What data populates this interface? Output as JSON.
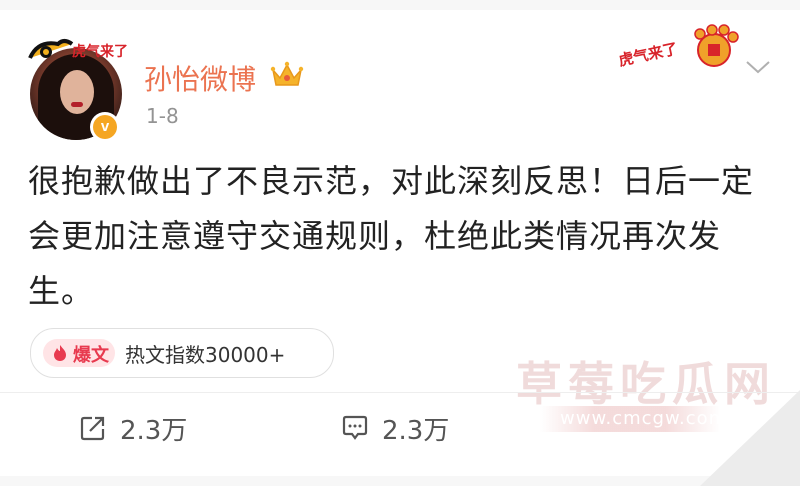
{
  "post": {
    "username": "孙怡微博",
    "time": "1-8",
    "text": "很抱歉做出了不良示范，对此深刻反思！日后一定会更加注意遵守交通规则，杜绝此类情况再次发生。",
    "avatar_frame_text": "虎气来了",
    "deco_text": "虎气来了"
  },
  "hot": {
    "badge_label": "爆文",
    "index_text": "热文指数30000+"
  },
  "actions": {
    "repost_count": "2.3万",
    "comment_count": "2.3万"
  },
  "watermark": {
    "title": "草莓吃瓜网",
    "url": "www.cmcgw.com"
  },
  "colors": {
    "username": "#eb7350",
    "hot_badge": "#e83a4f",
    "verified": "#f5a623"
  }
}
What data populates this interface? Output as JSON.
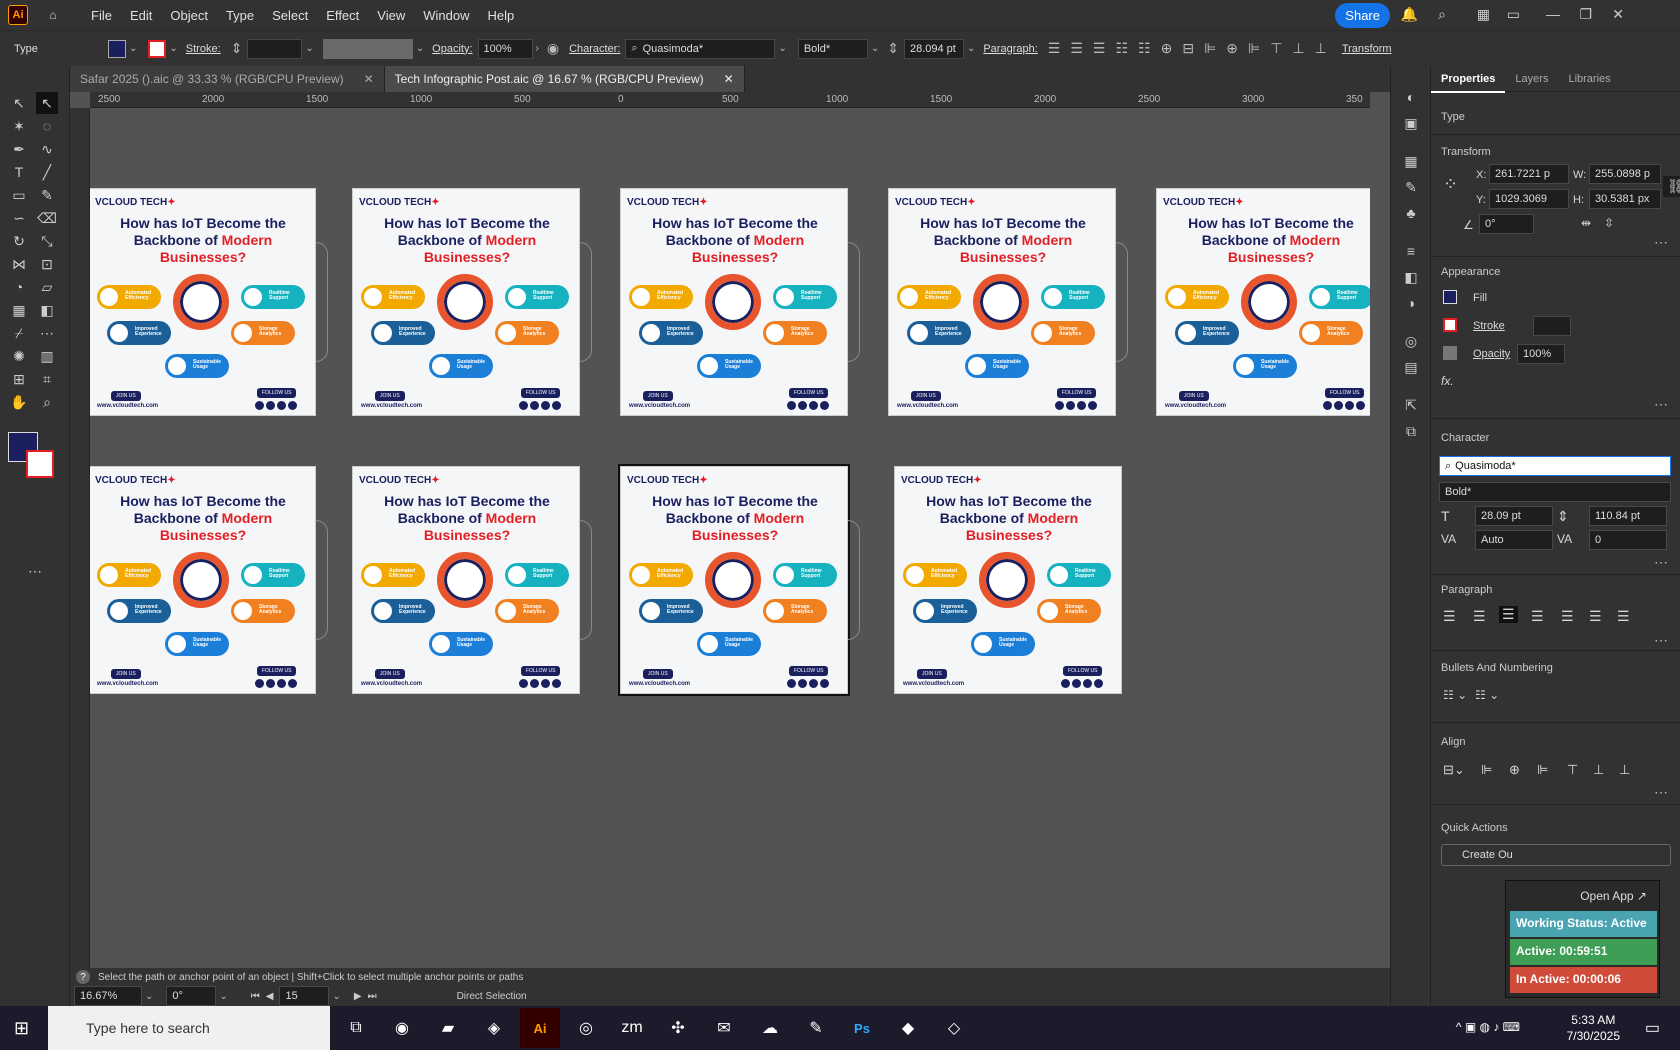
{
  "app": {
    "logo": "Ai",
    "menus": [
      "File",
      "Edit",
      "Object",
      "Type",
      "Select",
      "Effect",
      "View",
      "Window",
      "Help"
    ],
    "share": "Share"
  },
  "control": {
    "mode": "Type",
    "stroke_label": "Stroke:",
    "opacity_label": "Opacity:",
    "opacity": "100%",
    "character_label": "Character:",
    "font": "Quasimoda*",
    "style": "Bold*",
    "size": "28.094 pt",
    "paragraph_label": "Paragraph:",
    "transform": "Transform"
  },
  "tabs": [
    {
      "label": "Safar 2025 ().aic @ 33.33 % (RGB/CPU Preview)"
    },
    {
      "label": "Tech Infographic Post.aic @ 16.67 % (RGB/CPU Preview)"
    }
  ],
  "ruler": [
    "2500",
    "2000",
    "1500",
    "1000",
    "500",
    "0",
    "500",
    "1000",
    "1500",
    "2000",
    "2500",
    "3000",
    "350"
  ],
  "artboard": {
    "brand": "VCLOUD TECH",
    "heading1": "How has IoT Become the",
    "heading2": "Backbone of",
    "heading2red": "Modern",
    "heading3": "Businesses?",
    "p1": "Automated Efficiency",
    "p2": "Realtime Support",
    "p3": "Improved Experience",
    "p4": "Storage Analytics",
    "p5": "Sustainable Usage",
    "join": "JOIN US",
    "follow": "FOLLOW US",
    "url": "www.vcloudtech.com"
  },
  "panel": {
    "tabs": [
      "Properties",
      "Layers",
      "Libraries"
    ],
    "type": "Type",
    "transform": "Transform",
    "x_label": "X:",
    "x": "261.7221 p",
    "y_label": "Y:",
    "y": "1029.3069",
    "w_label": "W:",
    "w": "255.0898 p",
    "h_label": "H:",
    "h": "30.5381 px",
    "angle": "0°",
    "appearance": "Appearance",
    "fill": "Fill",
    "stroke": "Stroke",
    "opacity": "Opacity",
    "opacity_val": "100%",
    "fx": "fx.",
    "character": "Character",
    "font": "Quasimoda*",
    "style": "Bold*",
    "size": "28.09 pt",
    "leading": "110.84 pt",
    "kerning": "Auto",
    "tracking": "0",
    "paragraph": "Paragraph",
    "bullets": "Bullets And Numbering",
    "align": "Align",
    "quick": "Quick Actions",
    "create": "Create Ou",
    "open_app": "Open App ↗"
  },
  "widget": {
    "status": "Working Status: Active",
    "active": "Active: 00:59:51",
    "inactive": "In Active: 00:00:06"
  },
  "status": {
    "hint": "Select the path or anchor point of an object  |  Shift+Click to select multiple anchor points or paths",
    "zoom": "16.67%",
    "rotate": "0°",
    "page": "15",
    "tool": "Direct Selection"
  },
  "taskbar": {
    "search": "Type here to search",
    "time": "5:33 AM",
    "date": "7/30/2025"
  },
  "colors": {
    "accent": "#1473e6",
    "navy": "#1a1f5e",
    "red": "#e31e24"
  }
}
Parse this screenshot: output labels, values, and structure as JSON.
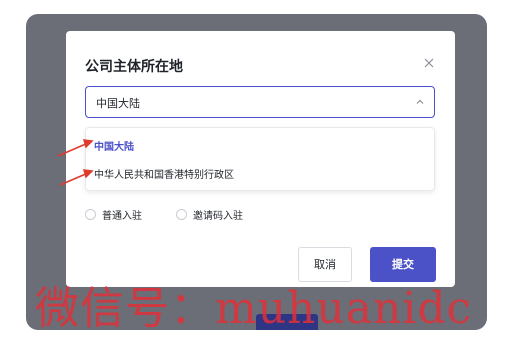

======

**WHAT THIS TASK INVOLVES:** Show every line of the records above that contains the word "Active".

**RESPONSE TO THE EXERCISE:**
    "status": "Working Status: Active",
    "active": "Active: 00:59:51",
    "inactive": "In Active: 00:00:06"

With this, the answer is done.